Kindergarten Ready Skills: At age 5 can your child complete the following:
Gross Motor Skills:
Stands on one foot for ten seconds
Stands on other foot for ten seconds
Stands on one foot for one second with eyes closed
Stands on other foot for one second with eyes closed
Walks backward toe-to-heel four steps
Visual Motor Skills:
a diamondWe are in week 3 of our summer review for kindergarten readiness skills as we anticipate school starting for our new kindergarten students. I will continue to provide information about skills that cover the five areas of Kindergarten Readiness in preparation for the first day of school.
Question: Of the five domains above, which area do you think we continue to see a decline when compared to national norms?
Answer: Physical Development. Over the past five years, the BRIGANCE data continues to show a decline in the physical development of our students entering kindergarten.

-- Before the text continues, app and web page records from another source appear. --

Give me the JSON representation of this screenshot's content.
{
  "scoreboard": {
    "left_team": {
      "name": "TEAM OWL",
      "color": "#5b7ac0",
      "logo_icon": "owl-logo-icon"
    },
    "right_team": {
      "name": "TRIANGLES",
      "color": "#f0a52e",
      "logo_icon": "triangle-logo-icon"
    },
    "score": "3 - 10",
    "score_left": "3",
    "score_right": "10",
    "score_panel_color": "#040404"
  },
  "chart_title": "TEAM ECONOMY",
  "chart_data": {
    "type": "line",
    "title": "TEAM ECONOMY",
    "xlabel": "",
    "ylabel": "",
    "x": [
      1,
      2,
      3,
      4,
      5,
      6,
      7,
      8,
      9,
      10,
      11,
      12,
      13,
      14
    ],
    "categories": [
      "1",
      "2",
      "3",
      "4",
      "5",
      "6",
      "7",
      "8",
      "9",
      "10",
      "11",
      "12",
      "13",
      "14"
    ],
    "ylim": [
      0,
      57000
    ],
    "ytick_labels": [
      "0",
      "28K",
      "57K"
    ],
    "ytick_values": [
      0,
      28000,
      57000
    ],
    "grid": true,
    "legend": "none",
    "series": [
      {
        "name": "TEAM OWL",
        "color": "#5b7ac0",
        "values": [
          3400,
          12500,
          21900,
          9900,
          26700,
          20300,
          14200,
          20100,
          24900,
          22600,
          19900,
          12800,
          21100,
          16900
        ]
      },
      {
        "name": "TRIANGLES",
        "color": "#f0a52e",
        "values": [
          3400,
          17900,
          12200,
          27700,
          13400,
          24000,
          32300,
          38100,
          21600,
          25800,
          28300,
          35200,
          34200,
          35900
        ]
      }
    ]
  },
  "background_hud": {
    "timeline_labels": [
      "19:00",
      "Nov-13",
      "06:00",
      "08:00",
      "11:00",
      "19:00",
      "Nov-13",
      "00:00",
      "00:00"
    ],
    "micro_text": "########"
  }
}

Week 3 Skills Review: Physical Development
Two areas of physical development that the BRIGANCE Kindergarten Screen reviews are the areas of gross motor and visual motor skills. The gross motor component covers student's core strength and balance by having students stand on one foot for ten seconds, the other foot for ten seconds and then repeating but with their eyes closed. Students also demonstrate the ability to walk backward, toe-to-heel for four steps. For visual motor, students will need to draw an X, a square, a rectangle, a triangle and a diamond.
To prepare for the gross motor skills, outside play is the best way for students to remain physically active. It is easy to allow students to remain stagnant with an electronic device, but encourage your child to run, climb, hop, skip, jump and even practice standing on one foot. You can introduce early numeracy skills by making it a game and counting to ten with them. They may not be able to do the skill today, but keep practicing. They will get better and better!
A tip for visual motor skills is to have your child trace and practice drawing the shapes of a square, rectangle, triangle and a diamond. Once the shapes are completed, let them color the shapes their favorite color. In addition, when you see these shapes in the community, ask your child what shape they see. This also helps with language development. Practice makes perfect. Keep up the great work getting your child Kindergarten Ready!